New Federal Rules for Long-Distance Buses after Fatal Car Crash Killed 15 People

By Peter DePaolis

The U.S. Department of Transportation announced new safety rules for long-distance buses earlier this month. The rules come in the wake of a fatal bus crash that killed 15 people in New York City. Federal regulators created the rules to increase regulation on drivers and new bus companies.

According to the rules, new bus lines are required to undergo safety audits before they can sell their first ticket. In addition, bus drivers would risk losing their commercial licenses if they violate drug and alcohol laws even while operating their personal vehicles.
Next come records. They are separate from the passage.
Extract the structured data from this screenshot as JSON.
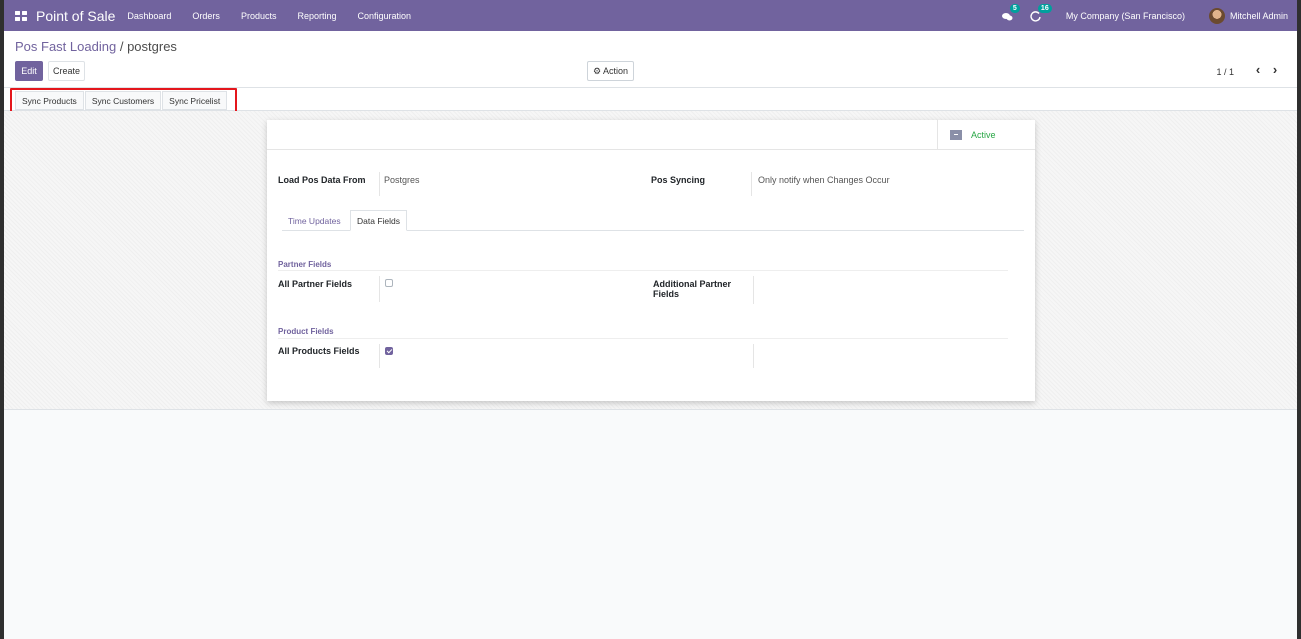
{
  "navbar": {
    "brand": "Point of Sale",
    "menu": [
      "Dashboard",
      "Orders",
      "Products",
      "Reporting",
      "Configuration"
    ],
    "messages_count": "5",
    "activities_count": "16",
    "company": "My Company (San Francisco)",
    "user": "Mitchell Admin"
  },
  "breadcrumb": {
    "parent": "Pos Fast Loading",
    "separator": "/",
    "current": "postgres"
  },
  "buttons": {
    "edit": "Edit",
    "create": "Create",
    "action": "Action"
  },
  "pager": {
    "text": "1 / 1"
  },
  "sync": {
    "products": "Sync Products",
    "customers": "Sync Customers",
    "pricelist": "Sync Pricelist"
  },
  "status": {
    "active": "Active"
  },
  "form": {
    "load_label": "Load Pos Data From",
    "load_value": "Postgres",
    "syncing_label": "Pos Syncing",
    "syncing_value": "Only notify when Changes Occur",
    "tabs": [
      "Time Updates",
      "Data Fields"
    ],
    "partner_group": "Partner Fields",
    "all_partner_label": "All Partner Fields",
    "all_partner_checked": false,
    "additional_partner_label_1": "Additional Partner",
    "additional_partner_label_2": "Fields",
    "product_group": "Product Fields",
    "all_products_label": "All Products Fields",
    "all_products_checked": true
  },
  "colors": {
    "primary": "#71639e",
    "active": "#28a745",
    "highlight_border": "#e4161c"
  }
}
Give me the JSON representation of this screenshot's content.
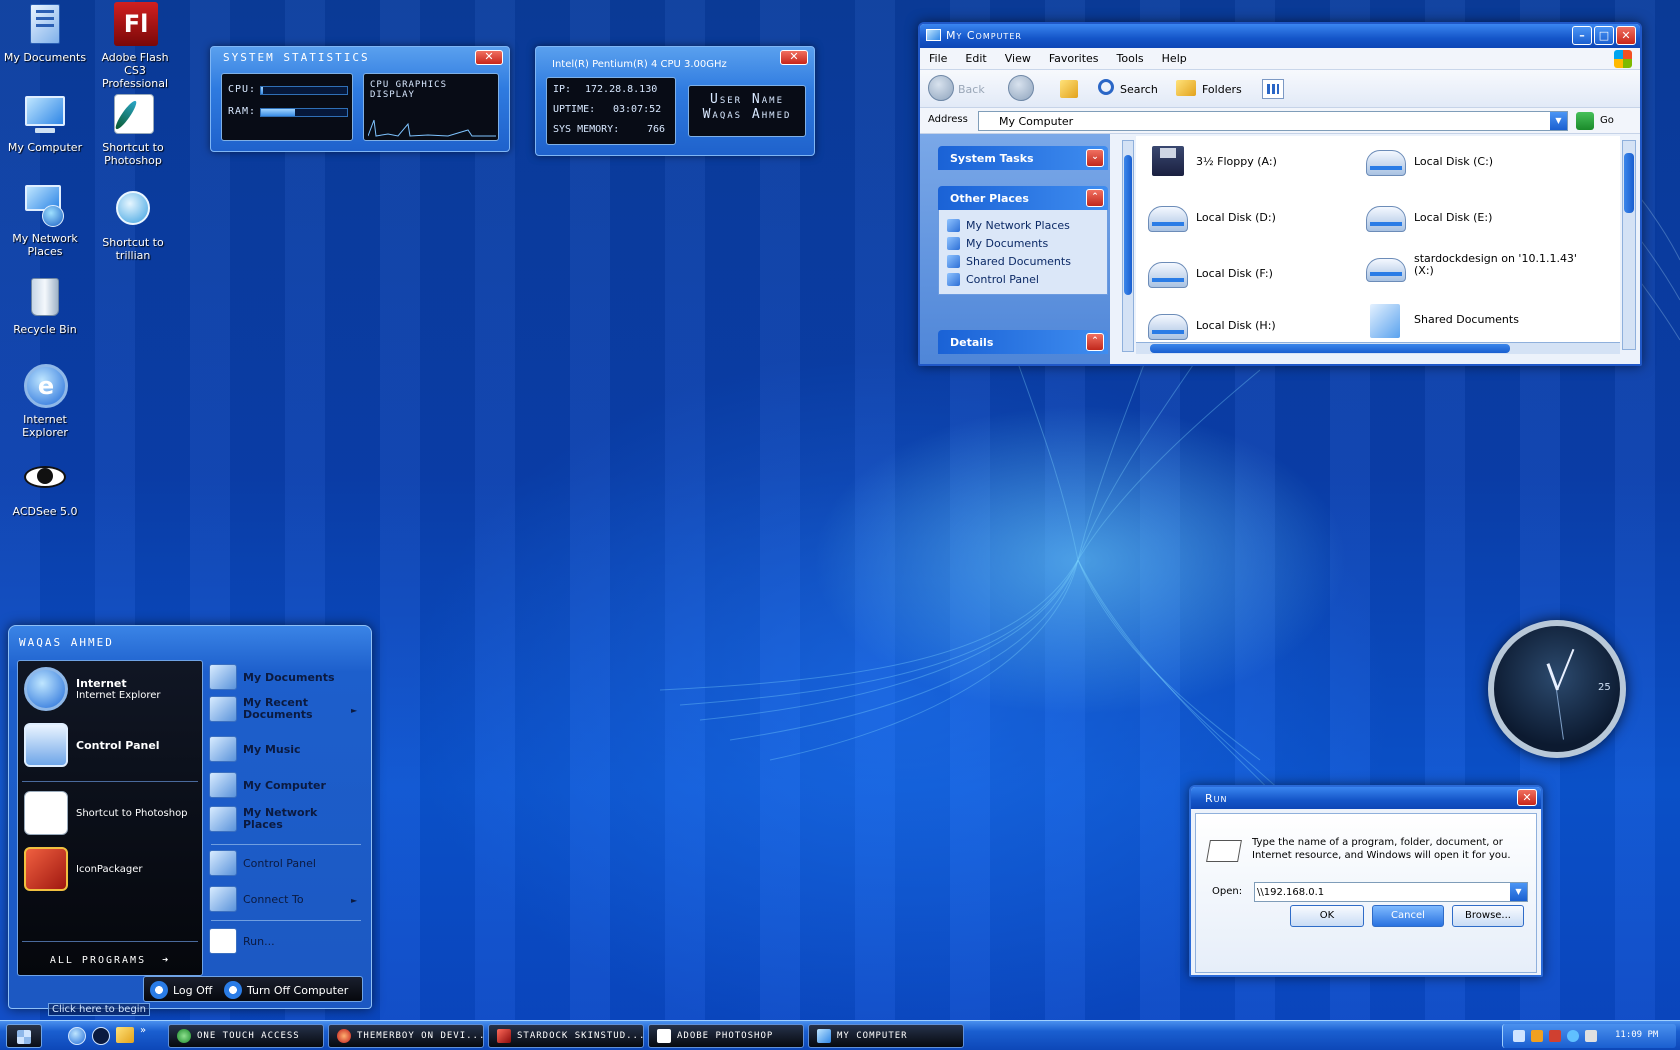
{
  "desktop_icons": [
    {
      "label": "My Documents",
      "icon": "my-documents-icon"
    },
    {
      "label": "Adobe Flash CS3 Professional",
      "icon": "flash-icon"
    },
    {
      "label": "My Computer",
      "icon": "my-computer-icon"
    },
    {
      "label": "Shortcut to Photoshop",
      "icon": "photoshop-icon"
    },
    {
      "label": "My Network Places",
      "icon": "network-icon"
    },
    {
      "label": "Shortcut to trillian",
      "icon": "trillian-icon"
    },
    {
      "label": "Recycle Bin",
      "icon": "recycle-bin-icon"
    },
    {
      "label": "Internet Explorer",
      "icon": "ie-icon"
    },
    {
      "label": "ACDSee 5.0",
      "icon": "acdsee-icon"
    }
  ],
  "flash_glyph": "Fl",
  "sys_stats": {
    "title": "System statistics",
    "cpu_label": "CPU:",
    "ram_label": "RAM:",
    "cpu_level": 0.02,
    "ram_level": 0.4,
    "graphics_title": "CPU GRAPHICS DISPLAY",
    "close": "✕"
  },
  "sysinfo": {
    "cpu_model": "Intel(R) Pentium(R) 4 CPU 3.00GHz",
    "ip_label": "IP:",
    "ip": "172.28.8.130",
    "uptime_label": "UPTIME:",
    "uptime": "03:07:52",
    "mem_label": "SYS MEMORY:",
    "mem": "766",
    "user_label": "User Name",
    "user_name": "Waqas Ahmed",
    "close": "✕"
  },
  "my_computer_window": {
    "title": "My Computer",
    "menu": [
      "File",
      "Edit",
      "View",
      "Favorites",
      "Tools",
      "Help"
    ],
    "toolbar": {
      "back": "Back",
      "search": "Search",
      "folders": "Folders"
    },
    "address_label": "Address",
    "address_value": "My Computer",
    "go_label": "Go",
    "system_tasks": "System Tasks",
    "other_places": "Other Places",
    "other_places_links": [
      "My Network Places",
      "My Documents",
      "Shared Documents",
      "Control Panel"
    ],
    "details": "Details",
    "drives": [
      {
        "name": "3½ Floppy (A:)"
      },
      {
        "name": "Local Disk (C:)"
      },
      {
        "name": "Local Disk (D:)"
      },
      {
        "name": "Local Disk (E:)"
      },
      {
        "name": "Local Disk (F:)"
      },
      {
        "name": "stardockdesign on '10.1.1.43'\n(X:)"
      },
      {
        "name": "Local Disk (H:)"
      },
      {
        "name": "Shared Documents"
      }
    ]
  },
  "start_menu": {
    "user": "Waqas Ahmed",
    "pinned": [
      {
        "title": "Internet",
        "subtitle": "Internet Explorer"
      },
      {
        "title": "Control Panel",
        "subtitle": ""
      }
    ],
    "recent": [
      "Shortcut to Photoshop",
      "IconPackager"
    ],
    "all_programs": "All Programs",
    "right_items": [
      {
        "label": "My Documents",
        "bold": true,
        "arrow": false
      },
      {
        "label": "My Recent Documents",
        "bold": true,
        "arrow": true
      },
      {
        "label": "My Music",
        "bold": true,
        "arrow": false
      },
      {
        "label": "My Computer",
        "bold": true,
        "arrow": false
      },
      {
        "label": "My Network Places",
        "bold": true,
        "arrow": false
      },
      {
        "label": "Control Panel",
        "bold": false,
        "arrow": false
      },
      {
        "label": "Connect To",
        "bold": false,
        "arrow": true
      },
      {
        "label": "Run...",
        "bold": false,
        "arrow": false
      }
    ],
    "log_off": "Log Off",
    "turn_off": "Turn Off Computer",
    "click_here": "Click here to begin"
  },
  "clock_widget": {
    "seconds": "25"
  },
  "run_dialog": {
    "title": "Run",
    "description": "Type the name of a program, folder, document, or Internet resource, and Windows will open it for you.",
    "open_label": "Open:",
    "open_value": "\\\\192.168.0.1",
    "ok": "OK",
    "cancel": "Cancel",
    "browse": "Browse..."
  },
  "taskbar": {
    "tasks": [
      "One Touch Access",
      "themerboy on devi...",
      "Stardock SkinStud...",
      "Adobe Photoshop",
      "My Computer"
    ],
    "clock": "11:09 PM"
  },
  "colors": {
    "accent": "#1a5fd0",
    "close_red": "#c8261a",
    "desktop_blue": "#0a3fae"
  }
}
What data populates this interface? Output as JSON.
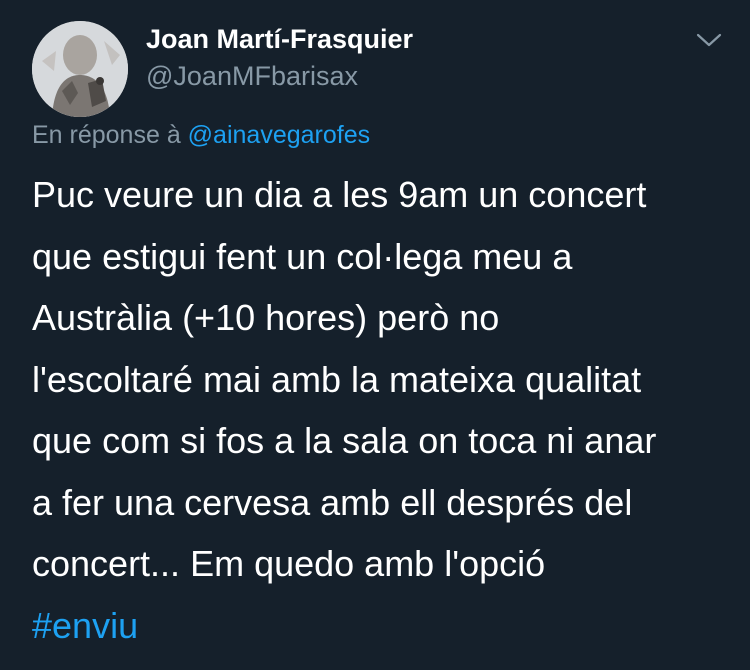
{
  "author": {
    "display_name": "Joan Martí-Frasquier",
    "handle": "@JoanMFbarisax"
  },
  "reply": {
    "prefix": "En réponse à",
    "mention": "@ainavegarofes"
  },
  "tweet": {
    "lines": [
      "Puc veure un dia a les 9am un concert",
      "que estigui fent un col·lega meu a",
      "Austràlia (+10 hores) però no",
      "l'escoltaré mai amb la mateixa qualitat",
      "que com si fos a la sala on toca ni anar",
      "a fer una cervesa amb ell després del",
      "concert... Em quedo amb l'opció"
    ],
    "hashtag": "#enviu"
  },
  "icons": {
    "menu": "chevron-down-icon"
  },
  "colors": {
    "background": "#15202b",
    "primary_text": "#ffffff",
    "secondary_text": "#8899a6",
    "link": "#1da1f2"
  }
}
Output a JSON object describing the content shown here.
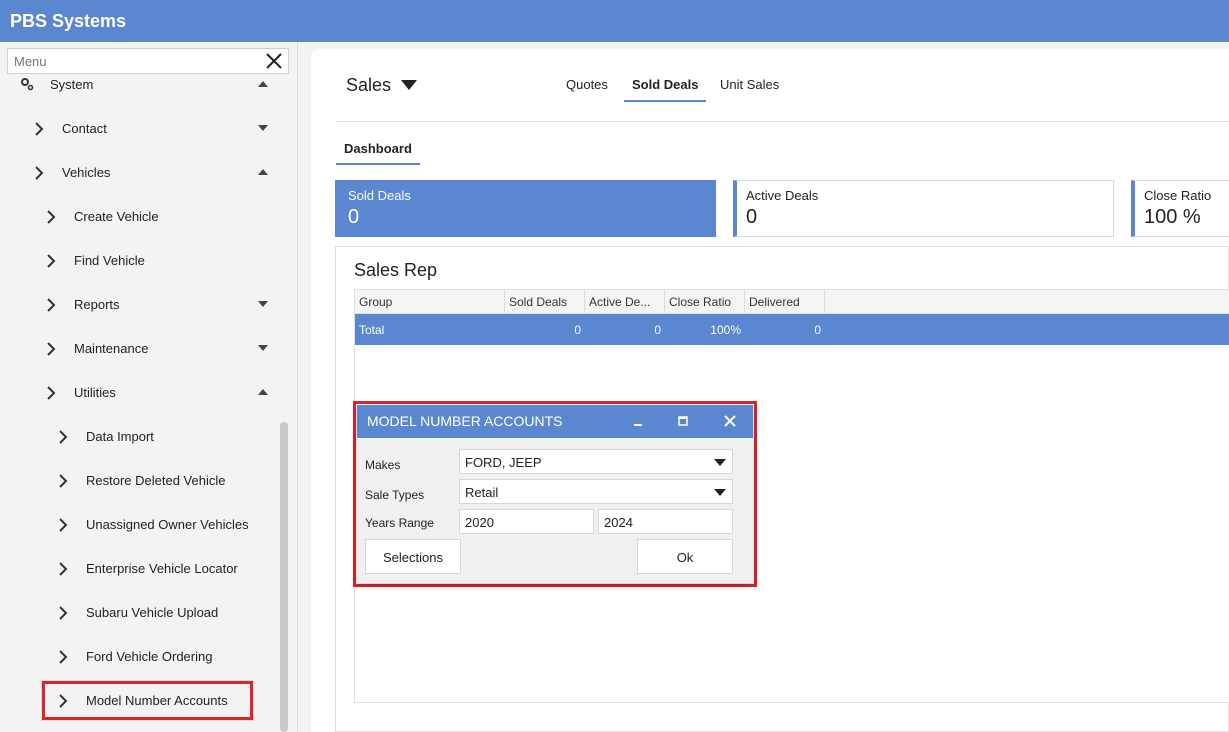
{
  "app": {
    "title": "PBS Systems"
  },
  "sidebar": {
    "search_placeholder": "Menu",
    "items": [
      {
        "label": "System"
      },
      {
        "label": "Contact"
      },
      {
        "label": "Vehicles"
      },
      {
        "label": "Create Vehicle"
      },
      {
        "label": "Find Vehicle"
      },
      {
        "label": "Reports"
      },
      {
        "label": "Maintenance"
      },
      {
        "label": "Utilities"
      },
      {
        "label": "Data Import"
      },
      {
        "label": "Restore Deleted Vehicle"
      },
      {
        "label": "Unassigned Owner Vehicles"
      },
      {
        "label": "Enterprise Vehicle Locator"
      },
      {
        "label": "Subaru Vehicle Upload"
      },
      {
        "label": "Ford Vehicle Ordering"
      },
      {
        "label": "Model Number Accounts"
      }
    ]
  },
  "main": {
    "title": "Sales",
    "tabs": [
      {
        "label": "Quotes"
      },
      {
        "label": "Sold Deals"
      },
      {
        "label": "Unit Sales"
      }
    ],
    "active_tab": "Sold Deals",
    "subtab": "Dashboard",
    "kpis": [
      {
        "label": "Sold Deals",
        "value": "0"
      },
      {
        "label": "Active Deals",
        "value": "0"
      },
      {
        "label": "Close Ratio",
        "value": "100 %"
      }
    ],
    "sales_rep": {
      "title": "Sales Rep",
      "columns": [
        "Group",
        "Sold Deals",
        "Active De...",
        "Close Ratio",
        "Delivered"
      ],
      "rows": [
        {
          "group": "Total",
          "sold_deals": "0",
          "active_deals": "0",
          "close_ratio": "100%",
          "delivered": "0"
        }
      ]
    }
  },
  "modal": {
    "title": "MODEL NUMBER ACCOUNTS",
    "makes_label": "Makes",
    "makes_value": "FORD, JEEP",
    "sale_types_label": "Sale Types",
    "sale_types_value": "Retail",
    "years_label": "Years Range",
    "year_from": "2020",
    "year_to": "2024",
    "selections_button": "Selections",
    "ok_button": "Ok"
  },
  "colors": {
    "accent": "#5b87d0",
    "highlight": "#d9262c"
  }
}
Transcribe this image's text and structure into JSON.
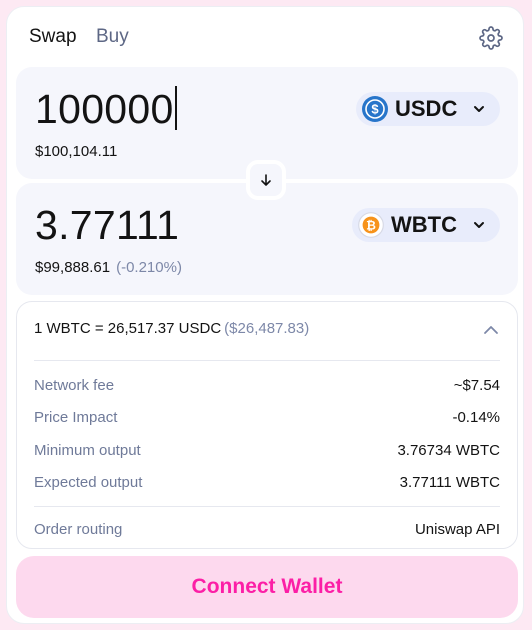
{
  "tabs": {
    "swap": "Swap",
    "buy": "Buy"
  },
  "icons": {
    "settings": "gear-icon",
    "swap_direction": "arrow-down-icon",
    "token_dropdown": "chevron-down-icon",
    "details_toggle": "chevron-up-icon"
  },
  "input": {
    "amount": "100000",
    "usd_value": "$100,104.11",
    "token": {
      "symbol": "USDC",
      "icon": "usdc-icon",
      "color": "#2775ca"
    }
  },
  "output": {
    "amount": "3.77111",
    "usd_value": "$99,888.61",
    "price_change": "(-0.210%)",
    "token": {
      "symbol": "WBTC",
      "icon": "wbtc-icon",
      "color": "#f7931a"
    }
  },
  "details": {
    "rate": "1 WBTC = 26,517.37 USDC",
    "rate_usd": "($26,487.83)",
    "rows": [
      {
        "label": "Network fee",
        "value": "~$7.54"
      },
      {
        "label": "Price Impact",
        "value": "-0.14%"
      },
      {
        "label": "Minimum output",
        "value": "3.76734 WBTC"
      },
      {
        "label": "Expected output",
        "value": "3.77111 WBTC"
      }
    ],
    "routing": {
      "label": "Order routing",
      "value": "Uniswap API"
    }
  },
  "connect_button": "Connect Wallet",
  "colors": {
    "accent": "#fc1fa6",
    "accent_soft": "#fdd9ee",
    "panel_bg": "#f5f6fc",
    "token_pill_bg": "#e8ecfb",
    "secondary_text": "#7d88a8"
  }
}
There will also be a national database to track the results of bus drivers’ alcohol and drug tests. The bus drivers’ union has long argued that better pay for drivers would prevent drivers from exceeding the maximum number of hours allowed and result in better safety records.

The American Bus Association (ABA) applauded the rules. The ABA represents existing bus companies that are not subject to the new rules and safety audits. Bus companies and state transportation agencies have three years to comply with the new federal regulations.

Contact a Washington, D.C. personal injury lawyer as soon as possible if you suffer injuries in a bus accident. William Lightfoot is an experienced Washington, D.C. personal injury attorney at Koonz, McKenney, Johnson & DePaolis L.L.P. who can help you recover fair financial compensation from the responsible parties.

About the Author
Peter DePaolis joined the firm in 1980 and has since represented a large number of individuals involved in automobile collisions, truck accidents, bus crashes, defective products, and medical malpractice cases. A significant portion of Mr. DePaolis’ practice is devoted to working on behalf of people suffering from asbestosis, mesothelioma, and other asbestos-related cancers. He has led his firm’s fight against the asbestos industry and has recovered over $30 million in damages for asbestos victims and their families.